Back in the noughties it was the pinnacle of social media. It was knocked down by a young upstart. It tried to get back up again, many times, eventually settling on a music focus in order to differentiate itself from the other challengers.
The story of Myspace is famous on the interwebs. Relegated to just an unused browser bookmark when Facebook barged into the scene, Myspace has since changed hands and revealed another in its long list of makeovers in June last year.
While Facebook may have stolen the social media crown, there’s a lot of chatter around the internet that Mark Zuckerberg’s baby, said to be worth $192 billion, is headed in the same direction as the once great Myspace.
“The biggest learning from Myspace and its demise was that corporisation is what ultimately killed the platform,” says Sam Snowden, account director at social media agency Thinktank Social.
“The irony of Myspace’s demise is that Facebook has shifted from a platform that allowed us to connect with people from all stages of our lives into a marketplace that controls the news we see in our feed from our friends, family and the brands we choose to interact with.”

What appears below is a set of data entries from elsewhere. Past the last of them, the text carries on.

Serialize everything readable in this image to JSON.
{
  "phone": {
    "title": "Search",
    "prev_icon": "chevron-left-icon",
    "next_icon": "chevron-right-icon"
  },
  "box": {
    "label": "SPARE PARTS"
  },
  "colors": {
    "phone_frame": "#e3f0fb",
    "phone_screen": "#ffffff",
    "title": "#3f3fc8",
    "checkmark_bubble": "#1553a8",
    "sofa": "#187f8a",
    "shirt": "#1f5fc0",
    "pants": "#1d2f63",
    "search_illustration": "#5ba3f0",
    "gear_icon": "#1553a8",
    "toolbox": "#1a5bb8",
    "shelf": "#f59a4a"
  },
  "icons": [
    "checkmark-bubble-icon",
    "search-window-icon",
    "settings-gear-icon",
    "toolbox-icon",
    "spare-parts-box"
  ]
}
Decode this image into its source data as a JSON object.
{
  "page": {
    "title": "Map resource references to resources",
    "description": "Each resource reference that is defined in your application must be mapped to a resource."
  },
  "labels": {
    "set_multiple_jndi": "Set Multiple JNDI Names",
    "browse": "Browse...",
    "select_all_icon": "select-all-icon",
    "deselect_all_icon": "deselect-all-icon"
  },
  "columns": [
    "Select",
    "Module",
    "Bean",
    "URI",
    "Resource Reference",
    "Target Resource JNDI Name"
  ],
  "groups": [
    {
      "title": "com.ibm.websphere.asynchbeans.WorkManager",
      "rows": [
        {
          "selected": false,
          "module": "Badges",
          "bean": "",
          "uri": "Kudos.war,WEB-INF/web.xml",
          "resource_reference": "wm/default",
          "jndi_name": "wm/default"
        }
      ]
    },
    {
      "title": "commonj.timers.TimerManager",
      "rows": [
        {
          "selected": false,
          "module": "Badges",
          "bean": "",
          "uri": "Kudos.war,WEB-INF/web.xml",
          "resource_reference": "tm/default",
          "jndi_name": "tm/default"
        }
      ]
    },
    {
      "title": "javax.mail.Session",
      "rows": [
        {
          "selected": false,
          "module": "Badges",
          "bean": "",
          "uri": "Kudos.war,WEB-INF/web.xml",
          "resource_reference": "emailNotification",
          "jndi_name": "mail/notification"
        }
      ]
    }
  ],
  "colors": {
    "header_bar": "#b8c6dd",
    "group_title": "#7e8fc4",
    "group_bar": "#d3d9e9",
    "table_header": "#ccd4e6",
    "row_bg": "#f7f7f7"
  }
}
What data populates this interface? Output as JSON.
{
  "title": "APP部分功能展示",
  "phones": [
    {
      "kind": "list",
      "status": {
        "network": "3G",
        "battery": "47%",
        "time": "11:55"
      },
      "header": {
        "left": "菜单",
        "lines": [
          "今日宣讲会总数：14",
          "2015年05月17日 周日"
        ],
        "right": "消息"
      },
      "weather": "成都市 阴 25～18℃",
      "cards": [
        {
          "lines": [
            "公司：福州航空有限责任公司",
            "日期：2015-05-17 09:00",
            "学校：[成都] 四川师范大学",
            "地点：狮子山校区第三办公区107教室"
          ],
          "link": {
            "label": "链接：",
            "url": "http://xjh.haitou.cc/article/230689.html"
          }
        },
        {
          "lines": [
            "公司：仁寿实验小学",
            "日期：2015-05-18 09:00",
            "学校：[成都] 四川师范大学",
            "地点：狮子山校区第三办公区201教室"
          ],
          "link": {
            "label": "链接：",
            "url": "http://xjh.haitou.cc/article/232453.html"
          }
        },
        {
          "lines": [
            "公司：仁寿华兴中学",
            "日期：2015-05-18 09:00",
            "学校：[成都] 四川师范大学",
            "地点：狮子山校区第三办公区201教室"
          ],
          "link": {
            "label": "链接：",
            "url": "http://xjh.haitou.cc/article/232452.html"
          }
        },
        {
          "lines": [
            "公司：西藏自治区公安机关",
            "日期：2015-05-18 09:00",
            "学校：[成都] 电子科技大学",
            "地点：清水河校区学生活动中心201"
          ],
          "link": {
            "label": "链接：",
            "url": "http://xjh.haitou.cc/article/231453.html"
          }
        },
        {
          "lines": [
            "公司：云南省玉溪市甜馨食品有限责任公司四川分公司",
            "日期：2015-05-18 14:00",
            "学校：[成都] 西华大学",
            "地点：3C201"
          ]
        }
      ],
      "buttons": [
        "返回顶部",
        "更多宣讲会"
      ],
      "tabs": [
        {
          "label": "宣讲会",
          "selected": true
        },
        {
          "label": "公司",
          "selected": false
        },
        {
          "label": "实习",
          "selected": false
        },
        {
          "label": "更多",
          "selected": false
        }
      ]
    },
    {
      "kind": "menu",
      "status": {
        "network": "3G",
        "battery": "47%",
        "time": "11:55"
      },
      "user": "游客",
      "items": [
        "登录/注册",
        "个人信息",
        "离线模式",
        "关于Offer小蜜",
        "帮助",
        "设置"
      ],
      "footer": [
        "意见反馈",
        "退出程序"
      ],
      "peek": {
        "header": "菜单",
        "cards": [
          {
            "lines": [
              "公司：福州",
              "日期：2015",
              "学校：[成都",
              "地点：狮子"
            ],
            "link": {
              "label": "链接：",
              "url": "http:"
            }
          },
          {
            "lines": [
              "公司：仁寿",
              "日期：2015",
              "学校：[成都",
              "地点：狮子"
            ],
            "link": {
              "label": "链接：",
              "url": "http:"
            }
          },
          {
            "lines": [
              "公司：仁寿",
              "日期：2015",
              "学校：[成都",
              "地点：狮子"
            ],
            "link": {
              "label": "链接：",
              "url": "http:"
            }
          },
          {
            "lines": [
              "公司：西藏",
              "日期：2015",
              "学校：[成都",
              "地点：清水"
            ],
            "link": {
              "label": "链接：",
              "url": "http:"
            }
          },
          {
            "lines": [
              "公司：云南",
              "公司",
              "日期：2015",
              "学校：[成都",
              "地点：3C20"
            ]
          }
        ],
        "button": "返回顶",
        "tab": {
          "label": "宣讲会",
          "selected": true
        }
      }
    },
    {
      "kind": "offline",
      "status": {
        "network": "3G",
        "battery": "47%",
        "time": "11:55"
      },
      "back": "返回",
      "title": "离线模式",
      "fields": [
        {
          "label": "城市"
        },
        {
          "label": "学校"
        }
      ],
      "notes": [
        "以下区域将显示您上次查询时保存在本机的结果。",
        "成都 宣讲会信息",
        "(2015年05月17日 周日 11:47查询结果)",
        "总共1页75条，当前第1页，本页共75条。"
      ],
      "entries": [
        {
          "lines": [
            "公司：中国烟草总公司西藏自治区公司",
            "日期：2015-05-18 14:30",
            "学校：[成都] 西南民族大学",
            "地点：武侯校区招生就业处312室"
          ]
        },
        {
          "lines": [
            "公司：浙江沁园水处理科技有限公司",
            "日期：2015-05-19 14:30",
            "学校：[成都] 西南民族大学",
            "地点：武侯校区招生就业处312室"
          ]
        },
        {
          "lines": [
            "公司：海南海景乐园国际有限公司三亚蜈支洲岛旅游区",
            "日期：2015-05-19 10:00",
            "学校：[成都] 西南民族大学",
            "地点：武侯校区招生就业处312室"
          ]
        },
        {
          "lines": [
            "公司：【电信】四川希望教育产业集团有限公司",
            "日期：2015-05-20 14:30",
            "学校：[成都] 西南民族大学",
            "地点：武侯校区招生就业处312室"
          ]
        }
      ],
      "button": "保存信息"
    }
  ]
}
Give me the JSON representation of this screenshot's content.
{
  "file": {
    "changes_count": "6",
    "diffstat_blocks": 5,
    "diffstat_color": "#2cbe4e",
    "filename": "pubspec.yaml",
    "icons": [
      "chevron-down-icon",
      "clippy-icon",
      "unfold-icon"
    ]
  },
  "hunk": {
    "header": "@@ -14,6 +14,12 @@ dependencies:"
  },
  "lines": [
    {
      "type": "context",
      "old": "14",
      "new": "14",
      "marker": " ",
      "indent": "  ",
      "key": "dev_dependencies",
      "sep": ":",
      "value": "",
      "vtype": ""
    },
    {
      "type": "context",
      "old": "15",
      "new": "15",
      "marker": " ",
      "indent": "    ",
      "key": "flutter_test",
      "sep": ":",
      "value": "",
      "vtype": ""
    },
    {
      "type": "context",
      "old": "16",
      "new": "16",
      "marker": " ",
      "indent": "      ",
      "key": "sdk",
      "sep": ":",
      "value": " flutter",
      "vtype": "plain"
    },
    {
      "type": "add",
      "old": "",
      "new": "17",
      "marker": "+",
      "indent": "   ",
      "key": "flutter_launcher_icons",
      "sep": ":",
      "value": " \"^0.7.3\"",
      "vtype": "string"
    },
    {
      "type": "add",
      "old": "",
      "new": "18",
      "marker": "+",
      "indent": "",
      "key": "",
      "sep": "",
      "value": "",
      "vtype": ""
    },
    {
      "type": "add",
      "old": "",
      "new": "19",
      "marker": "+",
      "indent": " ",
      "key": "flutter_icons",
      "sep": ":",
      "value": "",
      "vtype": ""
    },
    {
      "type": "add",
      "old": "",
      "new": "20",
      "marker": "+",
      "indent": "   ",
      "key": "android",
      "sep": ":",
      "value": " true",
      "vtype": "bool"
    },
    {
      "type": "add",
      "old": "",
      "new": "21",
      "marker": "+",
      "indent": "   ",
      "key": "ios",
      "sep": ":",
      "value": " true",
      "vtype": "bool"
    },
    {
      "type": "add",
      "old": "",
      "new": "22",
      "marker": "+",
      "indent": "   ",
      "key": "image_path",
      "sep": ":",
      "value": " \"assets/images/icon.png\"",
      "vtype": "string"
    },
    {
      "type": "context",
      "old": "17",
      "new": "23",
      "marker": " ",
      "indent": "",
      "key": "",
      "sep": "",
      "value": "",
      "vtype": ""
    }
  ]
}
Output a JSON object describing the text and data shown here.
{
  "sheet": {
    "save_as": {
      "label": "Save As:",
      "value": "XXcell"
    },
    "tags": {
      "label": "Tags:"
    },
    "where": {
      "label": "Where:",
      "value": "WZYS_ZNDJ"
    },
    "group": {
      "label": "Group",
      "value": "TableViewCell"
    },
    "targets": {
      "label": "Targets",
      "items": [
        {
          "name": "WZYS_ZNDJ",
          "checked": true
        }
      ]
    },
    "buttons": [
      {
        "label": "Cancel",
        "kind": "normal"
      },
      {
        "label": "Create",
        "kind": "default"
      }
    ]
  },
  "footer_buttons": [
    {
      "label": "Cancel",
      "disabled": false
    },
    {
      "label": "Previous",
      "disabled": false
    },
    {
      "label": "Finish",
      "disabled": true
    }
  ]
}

Logging onto Myspace today, the old look isn’t gone entirely but the platform is very much music focused, with songs still playing automatically when visiting the site. The revamp even saw the ‘S’ in MySpace getting a lower case down grade to Myspace.
Bought for $580 million in 2005 by Rupert Murdoch’s News Corp, the platform was sold in 2011 for $35 million. Forbes writer Adam Hartung wrote at the time: “News Corp tried to guide Myspace, to add planning, and to use ‘professional management’ to determine the business’s future. That was fatally flawed when competing with Facebook which was managed in White Space, letting the marketplace decide where the business should go.”
Strategist and program manager Jason Olive at content marketing and social media agency Kamber, says there’s a lot of talk around Facebook mimicking Myspace’s story. Sensis’ Yellow Pages social media reports provide insight into what’s happening in the social media realm.
“When you look at the annual Yellow Pages social media reports, 2014 especially, you’ll see that the decline of usage in Australia is in fact miniscule,” Olive says.
“Yes, more under 25s are turning to Snapchat and Instagram, but they’re still using Facebook as their ‘central activity hub’.”
Thinktank’s Snowden says more recent social media players such as Snapchat and Instagram have embraced the population’s penchant for personalised content.
“Yet Facebook has chosen to remove this control from its users, choosing to let the highest bidder’s content influence what we see on the platform,” he says.
It’s this removal of user control and the monetisation of Facebook that now, a decade later, is ultimately leading to the platform’s demise.
Ex-Myspace communications strategist Paul Armstrong has some words of warning for the social media giant.
He writes in The Guardian: “As a rule, Facebook pushes away from content whereas Myspace devoured it. Facebook is more a tool than Myspace ever was. Both had similar features but at its core Myspace was about self-expression.
“Once you stop looking at both companies purely as social networks and consider the ways in which Facebook is similarly vulnerable, it becomes clear how it could fail in the same way – or even more spectacularly – than Myspace.”
Armstrong says Facebook needs to make sure it’s not overly focused on advertising, it needs to stop keeping its users dumb and must make sure it doesn’t lose sight of the fundamentals.
Suz Koch, account director from social media agency We Are Social says there’s little value in comparing the two platforms as they are not equal products.
“It’s not an apples to apples situation,” she says. “I do agree that there could be a negative outcome if Facebook play too much with the news feed and don’t let you see enough stuff from the actual people you care about which is why you’re on there in the first place.
“There wasn’t the same uptake on Myspace as there has been with Facebook. I do think there is a bit of scepticism now about what’s happening in the news feed and that could potentially have an effect on the number of people who use the platform or how it’s used.
“That’s probably how it’s going to change. The interaction with the news feed will change the expectations that we have of what Facebook does. But because it’s reached that critical mass I think people will always have a Facebook account because it connects you with the people you care about and does it in an easy way.”
Still, Thinktank’s Snowden says Facebook hasn’t learnt from Myspace’s mistake.